"The unemployment rate, which fell to 6.3 percent in April from 6.7 percent the prior month, wholly masks the extent of the problem," University of Maryland economist Peter Morici said in an analysis. "The percentage of adults seeking employment dropped precipitously. One out of 6 men between the ages of 25 and 54 are without jobs, and many have given up looking for work and are not counted in the jobless rate."
Read MorePayrolls jump in April as thaw hits jobs market
Among his peers, though, Morici largely stood alone.
Virtually every other economist weighing in on the report from the Bureau of Labor Statistics focused on the positives, seeing the report as indicative of continued healing in the U.S. economy as it travels the long road back from the 2008-09 financial crisis.
PNC economists Stuart Hoffman and Gus Faucher called the report "solid" and predicted revisions probably would take the April numbers past the 300,000 barrier, and there were few voices to dispute the jobs momentum.
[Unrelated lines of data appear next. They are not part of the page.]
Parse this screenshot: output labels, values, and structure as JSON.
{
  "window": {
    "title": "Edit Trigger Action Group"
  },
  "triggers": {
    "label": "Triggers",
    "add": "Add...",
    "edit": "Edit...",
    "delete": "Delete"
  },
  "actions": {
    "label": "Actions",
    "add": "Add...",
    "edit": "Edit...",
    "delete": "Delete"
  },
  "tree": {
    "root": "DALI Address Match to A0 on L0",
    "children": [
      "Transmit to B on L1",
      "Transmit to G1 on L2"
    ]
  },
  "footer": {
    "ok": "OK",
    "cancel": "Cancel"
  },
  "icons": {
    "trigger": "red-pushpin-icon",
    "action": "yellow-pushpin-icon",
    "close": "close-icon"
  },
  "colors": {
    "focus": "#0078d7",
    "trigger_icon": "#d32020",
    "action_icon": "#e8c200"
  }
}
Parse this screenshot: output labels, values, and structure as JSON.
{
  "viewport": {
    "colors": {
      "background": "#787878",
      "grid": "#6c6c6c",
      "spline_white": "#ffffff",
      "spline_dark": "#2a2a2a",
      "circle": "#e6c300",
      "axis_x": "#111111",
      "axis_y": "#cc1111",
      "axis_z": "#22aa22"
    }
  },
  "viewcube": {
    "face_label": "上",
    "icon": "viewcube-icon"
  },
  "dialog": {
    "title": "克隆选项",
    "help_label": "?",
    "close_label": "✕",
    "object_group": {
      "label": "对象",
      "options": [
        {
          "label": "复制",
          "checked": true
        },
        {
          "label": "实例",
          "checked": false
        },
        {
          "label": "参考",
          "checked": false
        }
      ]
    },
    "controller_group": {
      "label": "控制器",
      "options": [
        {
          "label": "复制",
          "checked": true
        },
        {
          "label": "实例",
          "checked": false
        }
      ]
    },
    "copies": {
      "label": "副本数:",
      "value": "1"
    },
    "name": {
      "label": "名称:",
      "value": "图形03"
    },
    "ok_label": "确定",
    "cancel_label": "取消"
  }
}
"The nature of the crisis was such that the economy was bound to have a restrained expansion. Too much wealth was destroyed," Princeton economist Alan Krueger told CNBC.com. The jobs report "suggests that the economy is going to continue to heal and gather a little momentum despite the weak first-quarter GDP numbers."
Indeed, gross domestic product for the first three months tracked at a tepid 0.1 percent and some economists think the final number actually will be negative.
Read MoreHiring rebounds but more gave up looking for work
As for the labor market, job growth has proceeded apace at 190,000 per month over the past 12 months, and nearly 238,000 for the past three months. In fact, the recent reports pretty well refute the notion that the brutal winter weather was slowing down the economy. Job creation, the numbers show, actually has been well ahead of the former pace.
Yet many are being left behind.
The fall in the labor force participation rate was especially pronounced among minorities and teenagers. The total civilian labor force fell by 806,000. Those working part time for economic reasons remained little changed at 7.5 million. There were 783,000 discouraged workers, a number that has moved very little over the past year.